GIOACCHINO ROSSINI – ZELMIRA NAXOS RELEASE OF TRIPLE CD SWR 8.660468-70
Stendhal loved Rossini, as did Metternich. So did the German and Austrian critics who showered Zelmira with praises when Rossini decided to take it and its original cast abroad after the opera’s initial Naples run.
It was a good move for Rossini to break free from the Neapolitan impresario Barbaja’s hold on the 30- year old composer whose entire career had thus far been limited to premieres in Naples’ San Carlo theatre. 1822 marked a turning point in the young composer’s career and life. So was 1823, when he made the operatic soprano Isabella Colbran his lawful wife.
For Colbran he wrote Elisabetta, Semiramide, Armida La donna del lago, Zoraide, Ermione, and the soprano leads in Otello and Maometto II, in addition to the part of Zelmira in the opera of the same title, all roles that call for the sort of voice that by all accounts Mrs. Rossini must have had: a freakish three octave range from F below the staff to F above high C, a contralto-like low range and easy high notes above the staff. Add to that ease with all sorts of fioriture and skills in declamatory passages many of which lie well below the comfort zone of most sopranos. No wonder that even the mighty Joan Sutherland passed on this role.
To make matters even more challenging, the scores calls for two tenors, one of whom should be able to replicate the heroic vocal antics of Giovanni David, the creator of the role of Ilo and sing passages calling for utmost agility, as is also demanded from the singer of Antenor, the other tenor role, one originally created by Andrea Nozzari, Rossini’s go-to tenore di grazia.
And that is not all, as not one but three Rossinian bassos are needed too. Why even the comprimaria role of Emma demands a pretty good mezzo-soprano who not only gets her very own aria and cabaletta but participates in many of the ensembles.
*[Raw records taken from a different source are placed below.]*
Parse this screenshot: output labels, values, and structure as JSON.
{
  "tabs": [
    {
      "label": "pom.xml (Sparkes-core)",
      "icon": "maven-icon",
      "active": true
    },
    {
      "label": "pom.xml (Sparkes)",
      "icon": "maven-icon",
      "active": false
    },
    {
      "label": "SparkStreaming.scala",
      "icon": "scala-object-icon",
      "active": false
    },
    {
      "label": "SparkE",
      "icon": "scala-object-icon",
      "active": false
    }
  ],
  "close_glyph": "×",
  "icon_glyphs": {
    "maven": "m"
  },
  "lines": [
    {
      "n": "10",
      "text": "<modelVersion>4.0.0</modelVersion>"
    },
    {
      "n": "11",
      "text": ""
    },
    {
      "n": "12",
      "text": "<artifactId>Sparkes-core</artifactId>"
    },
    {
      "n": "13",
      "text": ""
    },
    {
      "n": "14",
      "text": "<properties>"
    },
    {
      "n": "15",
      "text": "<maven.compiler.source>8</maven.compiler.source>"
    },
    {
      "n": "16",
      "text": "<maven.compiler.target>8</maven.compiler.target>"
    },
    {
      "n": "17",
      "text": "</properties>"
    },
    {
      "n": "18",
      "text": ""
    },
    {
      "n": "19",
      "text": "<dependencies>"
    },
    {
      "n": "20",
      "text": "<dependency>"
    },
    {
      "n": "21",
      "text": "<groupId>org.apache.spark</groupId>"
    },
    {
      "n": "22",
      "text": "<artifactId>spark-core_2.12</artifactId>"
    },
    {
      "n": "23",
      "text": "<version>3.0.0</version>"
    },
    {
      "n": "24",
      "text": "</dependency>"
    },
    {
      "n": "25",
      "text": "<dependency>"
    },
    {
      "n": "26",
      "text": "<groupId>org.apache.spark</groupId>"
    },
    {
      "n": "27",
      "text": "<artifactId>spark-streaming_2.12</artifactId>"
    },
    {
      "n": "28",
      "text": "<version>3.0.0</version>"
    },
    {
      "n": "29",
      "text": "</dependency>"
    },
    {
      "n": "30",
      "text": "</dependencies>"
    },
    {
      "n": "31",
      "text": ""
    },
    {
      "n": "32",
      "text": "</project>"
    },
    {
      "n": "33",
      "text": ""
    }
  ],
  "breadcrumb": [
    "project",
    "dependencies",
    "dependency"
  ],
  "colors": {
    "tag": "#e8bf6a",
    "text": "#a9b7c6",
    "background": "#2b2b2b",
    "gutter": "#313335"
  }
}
So the effort to produce and record this Rossinian rarity as part of the 2017 ROSSINI IN WILDBAD should be given praise. The lead soprano Silvia Dalla Benetta is very good, equipped with a lovely spinto sound, agility, a nice way with words, and the capability to make her presence felt both vocally and dramatically in the many ensembles. Of the men, the American tenor Joshua Stewart stands out with his virile sound and rock solid high range, proving to be a rising talent to watch.
Rafael de Acha